College of Arts & Sciences
- Social Sciences Division
- Kapelski Learning Center, Room 226
- tel: 610-499-4365
- fax: 610-499-4603
- Chair, Department of Sociology
- Kapelski Learning Center, Room 239B
- tel: 610-499-4640
Experiential Learning, Sociology
Chris Rains '12
"My internship experience as a counselor at George W. Hill Correctional Facility provided an understanding of the kind of work environment and the diversity of people I would be working with. The in-depth exposure...has proven valuable."
— Chris Rains Correctional Officer
Howard R. Young Correctional Facility
“Tell me and I forget. Teach me and I remember. Involve me and I learn.”
Those words, by Benjamin Franklin, inform Widener sociology’s approach to learning. All of our concentrations provide students with experiential learning opportunities, where students can apply the sociology they are learning in the classroom to experiences in the world around them.

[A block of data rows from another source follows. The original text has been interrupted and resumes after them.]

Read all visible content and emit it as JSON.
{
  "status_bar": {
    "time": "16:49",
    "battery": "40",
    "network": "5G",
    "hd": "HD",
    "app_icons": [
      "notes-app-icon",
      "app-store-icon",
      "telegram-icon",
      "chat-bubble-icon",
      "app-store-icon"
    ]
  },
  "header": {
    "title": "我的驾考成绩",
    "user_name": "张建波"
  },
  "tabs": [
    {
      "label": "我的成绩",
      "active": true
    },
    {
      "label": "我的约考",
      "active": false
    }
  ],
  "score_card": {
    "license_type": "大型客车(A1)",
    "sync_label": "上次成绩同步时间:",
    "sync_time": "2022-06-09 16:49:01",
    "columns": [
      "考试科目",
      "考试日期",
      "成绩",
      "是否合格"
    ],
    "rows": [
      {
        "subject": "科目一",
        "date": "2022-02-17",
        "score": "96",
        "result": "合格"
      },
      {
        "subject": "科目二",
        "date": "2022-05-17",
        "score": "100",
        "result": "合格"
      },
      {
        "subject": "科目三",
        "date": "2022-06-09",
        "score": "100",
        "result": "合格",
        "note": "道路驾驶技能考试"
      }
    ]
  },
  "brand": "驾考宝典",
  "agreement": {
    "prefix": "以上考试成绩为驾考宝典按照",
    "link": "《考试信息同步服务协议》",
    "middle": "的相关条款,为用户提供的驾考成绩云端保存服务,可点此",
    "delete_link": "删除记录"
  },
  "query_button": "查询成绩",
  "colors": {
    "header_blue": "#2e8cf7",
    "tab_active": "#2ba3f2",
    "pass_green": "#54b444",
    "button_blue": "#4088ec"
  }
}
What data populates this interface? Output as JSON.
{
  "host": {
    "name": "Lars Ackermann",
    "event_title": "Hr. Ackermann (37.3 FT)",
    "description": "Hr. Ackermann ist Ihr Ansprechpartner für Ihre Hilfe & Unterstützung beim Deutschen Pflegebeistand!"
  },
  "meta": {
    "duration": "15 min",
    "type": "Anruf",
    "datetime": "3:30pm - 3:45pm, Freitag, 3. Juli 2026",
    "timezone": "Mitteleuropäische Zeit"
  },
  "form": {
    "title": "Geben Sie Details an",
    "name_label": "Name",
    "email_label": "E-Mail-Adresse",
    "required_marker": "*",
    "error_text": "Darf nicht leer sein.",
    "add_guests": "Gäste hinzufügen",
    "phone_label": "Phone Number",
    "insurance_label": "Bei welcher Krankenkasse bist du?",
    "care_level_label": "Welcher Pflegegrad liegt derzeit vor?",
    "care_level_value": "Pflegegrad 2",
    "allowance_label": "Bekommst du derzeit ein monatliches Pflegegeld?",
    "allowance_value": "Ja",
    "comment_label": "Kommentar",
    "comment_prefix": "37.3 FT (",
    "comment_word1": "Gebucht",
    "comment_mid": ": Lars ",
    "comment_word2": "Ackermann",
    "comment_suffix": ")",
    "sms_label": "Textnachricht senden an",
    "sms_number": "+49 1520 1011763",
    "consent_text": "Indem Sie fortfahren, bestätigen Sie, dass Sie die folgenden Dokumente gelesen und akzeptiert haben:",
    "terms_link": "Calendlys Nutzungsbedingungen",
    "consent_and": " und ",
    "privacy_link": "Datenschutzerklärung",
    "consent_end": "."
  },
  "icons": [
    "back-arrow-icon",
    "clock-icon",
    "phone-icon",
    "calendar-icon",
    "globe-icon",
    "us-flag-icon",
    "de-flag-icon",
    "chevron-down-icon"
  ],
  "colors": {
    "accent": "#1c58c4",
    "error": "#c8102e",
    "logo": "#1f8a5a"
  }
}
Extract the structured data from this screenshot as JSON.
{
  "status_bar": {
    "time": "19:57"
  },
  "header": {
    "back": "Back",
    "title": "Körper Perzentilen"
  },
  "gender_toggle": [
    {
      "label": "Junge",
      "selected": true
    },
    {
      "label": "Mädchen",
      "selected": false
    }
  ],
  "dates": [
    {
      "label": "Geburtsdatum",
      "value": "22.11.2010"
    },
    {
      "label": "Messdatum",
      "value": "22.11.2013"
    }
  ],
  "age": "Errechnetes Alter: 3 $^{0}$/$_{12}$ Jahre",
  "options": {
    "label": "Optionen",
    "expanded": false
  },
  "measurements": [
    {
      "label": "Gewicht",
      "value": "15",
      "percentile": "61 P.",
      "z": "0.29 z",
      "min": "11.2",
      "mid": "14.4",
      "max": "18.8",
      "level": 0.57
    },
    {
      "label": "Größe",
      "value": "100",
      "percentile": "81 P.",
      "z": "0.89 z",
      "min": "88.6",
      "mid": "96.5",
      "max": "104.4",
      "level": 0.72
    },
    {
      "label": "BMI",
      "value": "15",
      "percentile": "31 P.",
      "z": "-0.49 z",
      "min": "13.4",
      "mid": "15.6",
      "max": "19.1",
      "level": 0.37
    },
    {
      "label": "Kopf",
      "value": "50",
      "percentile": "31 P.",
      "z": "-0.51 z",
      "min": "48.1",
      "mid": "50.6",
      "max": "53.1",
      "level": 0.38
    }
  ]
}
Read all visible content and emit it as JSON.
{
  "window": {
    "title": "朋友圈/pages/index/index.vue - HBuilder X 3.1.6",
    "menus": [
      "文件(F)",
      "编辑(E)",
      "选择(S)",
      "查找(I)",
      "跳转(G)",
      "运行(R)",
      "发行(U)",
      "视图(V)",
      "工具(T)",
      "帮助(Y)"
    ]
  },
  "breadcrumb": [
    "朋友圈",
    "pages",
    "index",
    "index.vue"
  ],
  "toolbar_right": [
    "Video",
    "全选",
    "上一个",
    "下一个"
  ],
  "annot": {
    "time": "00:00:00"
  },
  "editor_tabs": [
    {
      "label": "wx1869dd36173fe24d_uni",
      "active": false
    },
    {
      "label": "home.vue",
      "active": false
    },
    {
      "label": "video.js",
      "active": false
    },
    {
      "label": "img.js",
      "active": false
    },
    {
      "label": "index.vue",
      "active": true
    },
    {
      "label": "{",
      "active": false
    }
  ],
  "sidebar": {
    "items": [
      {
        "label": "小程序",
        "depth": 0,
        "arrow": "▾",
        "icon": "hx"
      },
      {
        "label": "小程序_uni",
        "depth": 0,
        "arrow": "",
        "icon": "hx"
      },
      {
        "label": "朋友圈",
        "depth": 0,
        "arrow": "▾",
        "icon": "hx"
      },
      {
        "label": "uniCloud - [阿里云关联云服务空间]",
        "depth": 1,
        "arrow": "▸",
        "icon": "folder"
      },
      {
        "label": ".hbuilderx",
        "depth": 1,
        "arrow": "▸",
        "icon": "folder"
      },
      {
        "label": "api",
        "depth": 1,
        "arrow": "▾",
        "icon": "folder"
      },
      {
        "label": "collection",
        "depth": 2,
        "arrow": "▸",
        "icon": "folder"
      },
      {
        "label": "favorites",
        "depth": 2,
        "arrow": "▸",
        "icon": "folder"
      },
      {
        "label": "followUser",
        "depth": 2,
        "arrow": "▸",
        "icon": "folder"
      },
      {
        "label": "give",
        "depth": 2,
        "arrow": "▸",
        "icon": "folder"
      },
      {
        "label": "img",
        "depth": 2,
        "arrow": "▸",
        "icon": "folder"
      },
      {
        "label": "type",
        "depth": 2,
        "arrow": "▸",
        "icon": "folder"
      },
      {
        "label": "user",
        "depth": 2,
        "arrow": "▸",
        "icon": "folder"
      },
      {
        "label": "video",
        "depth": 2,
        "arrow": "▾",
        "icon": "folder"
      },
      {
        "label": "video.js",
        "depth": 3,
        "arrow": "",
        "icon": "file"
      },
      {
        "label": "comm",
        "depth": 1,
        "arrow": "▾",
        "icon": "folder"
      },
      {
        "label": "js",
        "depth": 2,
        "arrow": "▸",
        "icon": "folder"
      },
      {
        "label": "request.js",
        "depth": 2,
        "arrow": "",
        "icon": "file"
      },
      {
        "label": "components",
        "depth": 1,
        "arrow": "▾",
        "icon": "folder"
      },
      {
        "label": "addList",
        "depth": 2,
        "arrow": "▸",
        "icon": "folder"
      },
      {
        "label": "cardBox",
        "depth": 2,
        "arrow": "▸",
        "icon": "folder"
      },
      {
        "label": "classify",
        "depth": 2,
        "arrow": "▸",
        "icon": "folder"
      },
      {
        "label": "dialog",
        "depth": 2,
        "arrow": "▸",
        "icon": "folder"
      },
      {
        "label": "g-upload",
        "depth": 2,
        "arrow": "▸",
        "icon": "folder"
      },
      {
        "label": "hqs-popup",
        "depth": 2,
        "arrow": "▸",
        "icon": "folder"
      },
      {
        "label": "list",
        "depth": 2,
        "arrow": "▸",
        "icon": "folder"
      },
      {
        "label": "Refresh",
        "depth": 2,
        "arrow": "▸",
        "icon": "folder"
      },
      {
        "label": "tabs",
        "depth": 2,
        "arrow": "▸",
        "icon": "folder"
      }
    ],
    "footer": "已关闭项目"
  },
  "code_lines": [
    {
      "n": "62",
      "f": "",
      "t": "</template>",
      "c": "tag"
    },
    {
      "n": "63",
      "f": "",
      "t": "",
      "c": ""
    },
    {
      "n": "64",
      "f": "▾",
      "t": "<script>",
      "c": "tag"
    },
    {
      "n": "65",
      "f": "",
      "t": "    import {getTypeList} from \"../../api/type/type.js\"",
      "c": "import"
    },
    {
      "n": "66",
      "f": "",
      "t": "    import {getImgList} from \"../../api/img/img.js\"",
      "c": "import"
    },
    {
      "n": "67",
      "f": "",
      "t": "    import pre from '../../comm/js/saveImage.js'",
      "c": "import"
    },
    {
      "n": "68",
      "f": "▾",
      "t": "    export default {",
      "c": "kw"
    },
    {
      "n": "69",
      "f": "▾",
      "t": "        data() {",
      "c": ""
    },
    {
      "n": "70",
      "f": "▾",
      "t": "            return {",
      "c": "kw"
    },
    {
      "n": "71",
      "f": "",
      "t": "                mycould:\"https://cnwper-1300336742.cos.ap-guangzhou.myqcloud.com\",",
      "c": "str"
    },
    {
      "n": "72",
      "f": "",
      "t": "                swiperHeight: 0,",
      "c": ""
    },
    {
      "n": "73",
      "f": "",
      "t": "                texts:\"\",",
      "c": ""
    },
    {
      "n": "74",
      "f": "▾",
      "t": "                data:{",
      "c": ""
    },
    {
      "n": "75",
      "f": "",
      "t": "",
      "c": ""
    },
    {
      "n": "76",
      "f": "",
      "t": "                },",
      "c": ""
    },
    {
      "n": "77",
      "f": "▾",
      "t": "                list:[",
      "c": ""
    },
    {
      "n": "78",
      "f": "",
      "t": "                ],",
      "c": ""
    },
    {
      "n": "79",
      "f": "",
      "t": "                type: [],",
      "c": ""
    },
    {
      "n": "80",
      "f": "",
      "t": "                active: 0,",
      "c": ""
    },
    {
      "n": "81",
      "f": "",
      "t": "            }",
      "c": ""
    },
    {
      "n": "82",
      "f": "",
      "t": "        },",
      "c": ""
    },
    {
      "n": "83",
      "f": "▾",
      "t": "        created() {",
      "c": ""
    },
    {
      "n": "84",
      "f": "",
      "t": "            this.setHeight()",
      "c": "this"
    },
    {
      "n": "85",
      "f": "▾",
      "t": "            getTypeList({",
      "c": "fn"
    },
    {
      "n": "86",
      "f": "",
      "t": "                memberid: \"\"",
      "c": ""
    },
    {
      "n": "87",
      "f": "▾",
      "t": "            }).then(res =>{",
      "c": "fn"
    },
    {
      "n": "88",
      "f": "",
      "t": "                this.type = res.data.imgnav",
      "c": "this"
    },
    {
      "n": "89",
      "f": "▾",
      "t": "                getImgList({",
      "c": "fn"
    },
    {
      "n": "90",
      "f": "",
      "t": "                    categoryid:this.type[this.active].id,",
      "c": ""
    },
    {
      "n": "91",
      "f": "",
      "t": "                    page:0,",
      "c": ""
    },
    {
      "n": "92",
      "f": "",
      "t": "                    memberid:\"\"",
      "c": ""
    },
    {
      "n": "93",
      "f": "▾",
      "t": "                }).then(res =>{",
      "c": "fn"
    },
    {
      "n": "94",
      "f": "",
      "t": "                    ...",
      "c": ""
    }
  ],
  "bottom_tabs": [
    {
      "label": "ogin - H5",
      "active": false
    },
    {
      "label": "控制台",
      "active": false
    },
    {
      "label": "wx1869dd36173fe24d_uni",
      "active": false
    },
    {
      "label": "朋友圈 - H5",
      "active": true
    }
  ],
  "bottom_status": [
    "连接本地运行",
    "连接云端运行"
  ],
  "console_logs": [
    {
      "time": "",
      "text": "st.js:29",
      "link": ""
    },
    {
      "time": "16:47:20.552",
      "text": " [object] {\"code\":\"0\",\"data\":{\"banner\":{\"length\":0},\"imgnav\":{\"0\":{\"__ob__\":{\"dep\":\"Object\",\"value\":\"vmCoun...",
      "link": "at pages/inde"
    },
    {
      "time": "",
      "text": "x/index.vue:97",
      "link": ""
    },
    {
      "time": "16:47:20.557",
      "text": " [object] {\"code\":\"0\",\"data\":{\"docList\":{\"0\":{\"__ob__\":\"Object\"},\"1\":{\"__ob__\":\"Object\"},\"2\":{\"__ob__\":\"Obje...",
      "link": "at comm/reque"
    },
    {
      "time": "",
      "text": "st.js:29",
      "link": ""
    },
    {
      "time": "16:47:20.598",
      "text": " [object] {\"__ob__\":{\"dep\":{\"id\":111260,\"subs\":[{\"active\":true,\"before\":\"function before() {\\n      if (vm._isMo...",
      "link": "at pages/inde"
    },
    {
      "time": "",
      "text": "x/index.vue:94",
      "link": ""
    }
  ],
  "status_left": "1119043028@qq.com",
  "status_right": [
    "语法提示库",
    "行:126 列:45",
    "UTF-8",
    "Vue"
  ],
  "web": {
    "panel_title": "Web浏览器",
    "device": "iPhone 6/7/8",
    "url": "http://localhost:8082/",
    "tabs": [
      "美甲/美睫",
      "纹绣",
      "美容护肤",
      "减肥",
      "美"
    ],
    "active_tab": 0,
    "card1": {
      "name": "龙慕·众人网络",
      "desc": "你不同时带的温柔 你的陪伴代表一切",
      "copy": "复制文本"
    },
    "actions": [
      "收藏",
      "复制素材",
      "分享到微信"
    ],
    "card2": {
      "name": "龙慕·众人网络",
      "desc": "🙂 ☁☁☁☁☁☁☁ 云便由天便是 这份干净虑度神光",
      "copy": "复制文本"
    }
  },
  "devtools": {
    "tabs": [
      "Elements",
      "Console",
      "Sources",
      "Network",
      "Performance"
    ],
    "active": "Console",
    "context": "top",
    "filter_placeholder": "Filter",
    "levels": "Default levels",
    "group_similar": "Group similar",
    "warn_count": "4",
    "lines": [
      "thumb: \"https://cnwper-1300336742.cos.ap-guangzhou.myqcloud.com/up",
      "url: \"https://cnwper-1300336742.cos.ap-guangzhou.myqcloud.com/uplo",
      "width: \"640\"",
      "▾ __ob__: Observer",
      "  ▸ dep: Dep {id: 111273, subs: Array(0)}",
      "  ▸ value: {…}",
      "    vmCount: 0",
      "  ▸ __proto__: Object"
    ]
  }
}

Over the course of their senior year, students craft an original research project in an area of interest. With the guidance of a faculty member, students carry out their research and then present their findings to the Widener community. Along the way, they develop important skills, including research design, teamwork, project management, data analysis, and oral presentation skills.
Almost all Widener sociology students complete a six-credit internship during their senior year. Faculty work with students to find internships in a field in which the students think they might ultimately like to work. Students have completed internships at the following organizations:
- Delaware County Probations Office
- Chester Police
- St. Joseph’s University Office of Student Activities
- Service Employees International Union
- Philadelphia Public Schools
- Pennsylvania Department of Corrections
- Philadelphia Department of Public Health
- City of Philadelphia RISE
Internships are valuable not just for the learning they impart, but for the networking and career opportunities they offer.
Widener Sociology Department regularly offers students the opportunity to take service-learning courses. These courses provide an opportunity to explore a particular area of sociology while also working on a project in the community. For example, in our Poverty and Society class, students engage the latest research on poverty in America, while also working with low-income children in an afterschool program in Chester. The material learned in the classroom comes alive as students work in the community, and their experience in the community helps deepen their understanding of the course content.
Beyond helping students learn course content, service-learning courses help prepare students for their post-collegiate lives as leaders in their workplace and communities.
Students are encouraged to develop the skills and knowledge they will need to be engaged citizens. Through their coursework, clubs, and internships, Widener students often choose to make a difference in their community, whether it’s by tutoring children in Chester or supporting low-wage workers in their efforts to improve their standard of living.
Recently, students in a civic engagement and social activism course participated in a protest with airport workers over poor wages and working conditions after learning of the workers’ plight. After marching with workers, sociology major Ashleigh Bothwell commented, “I want to push myself to become a justice-oriented citizen who calls attention to matters of injustice and works to right them.” Experiences such as this help sociology majors verify their course of study and set career goals.